Infringement of Free Trade Practices

The APA's “independent review” (better known as the Hoffman Report; Hoffman et al., 2015) resulted in an unfair infringement of many of our members' practice domain. APA leadership took the unprecedented step of prohibiting psychologists from practicing their specialty based on its location (“national security interrogations”) and not based on an identified unethical behavior (e.g., supporting torture or illegal detention). Although public sector law enforcement psychologists may continue to provide consultation to personnel operating in civilian detention facilities, military psychologists may not provide a similar service in all military facilities. They are furthermore prohibited from providing even mental health care to detainees, a basic human right guaranteed by Article III of the Geneva Conventions (United Nations, 1949). The reasons for this prohibition have been cloaked in words like “Miranda” and “constitutional rights”; however, for those who have examined military judicial procedures concerning U.S. detention policies, the similarities between such facilities and their treatment of detainees greatly outweigh their differences.

APA policy prohibiting psychologists from being present or supporting any national security or defense-related interrogation or detention operation is inappropriate and demonstrates a troubling overreach of authorities by the association. Federal antitrust laws (the Sherman and Clayton Acts; Federal Trade Commission, 1914) and the trade regulation statutes (the Federal Trade Commission Act; 1914) promote open and fair competition among all professions and trades (to include psychology). The APA's legal counsel has determined that the Council of Representatives (COR) should not prohibit or restrict psychological practice by physical setting or location. Therefore, any infringement on the free trade or service delivery of psychological services (by setting and not behavior) is in violation of APA legal guidance and may also be in violation of federal antitrust laws. We welcome those who would support the return of these services, and we seek to enable voices that encourage free and open trade for our practitioners in all areas of ethical practice.

I know there are many other topics that are important to our members, and I assure you that these are not the only issues that will receive attention in the coming year.

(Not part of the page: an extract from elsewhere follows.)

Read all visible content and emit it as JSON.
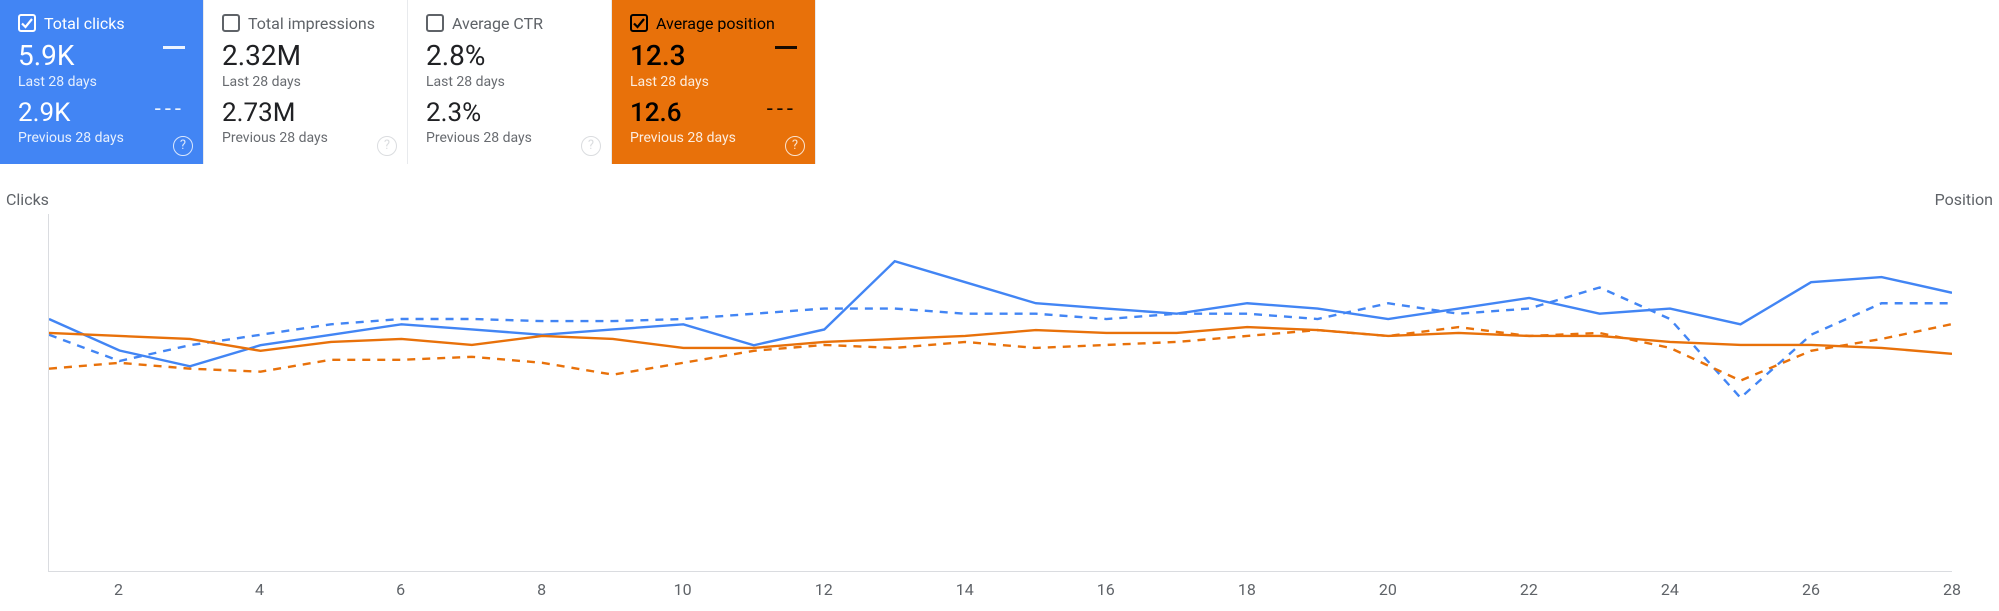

Military psychology is growing and pushing into new and emerging areas. After examining and listening to the many posters and papers delivered by our students at the APA, it's clear that we are also attracting some of the brightest minds among the nation's graduate schools. We have an exciting year ahead of us. Let's make the most of it!

Contact

For further information, please contact: Mark A. Staal, President-Elect, Div. 19

References

Capshew, J. H. (1999). Psychologists on the march: Science, practice, and professional identity in America,1929-1969. New York, NY: Cambridge.

Ethics of Operational Psychology Workshop. (2015). The Brookline principles on the ethical practice of operational psychology. Retrieved from http://psychin-tegrity.org/wp-content/uploads/2015/10/Brookline-Principles-of-Ethics-of-Op-Psych.pdf

Federal Trade Commission (1914). Federal trade commission act. Retrieved from https://www.ftc.gov/tips-adVice/competition-guidance/guide-antitrust-laws/antitrust-laws

Hoffman, D. H., Carter, D. J., Viglucci Lopez, C. R., Benzmiller, H. L. Gua, A. X., Lati?, S. Y., & Craig, D. C. (2015). Independent review relating to APA ethics guidelines, national security interrogations, and torture. Available online at http://www.apa.org/independent-review/index.aspx

United Nations (1949). Geneva Convention relative to the treatment of prisoners of war. Retrieved from http://www.un.org/en/genocideprevention/documents/atrocity-crimes/Doc.32_GC-III-EN.pdf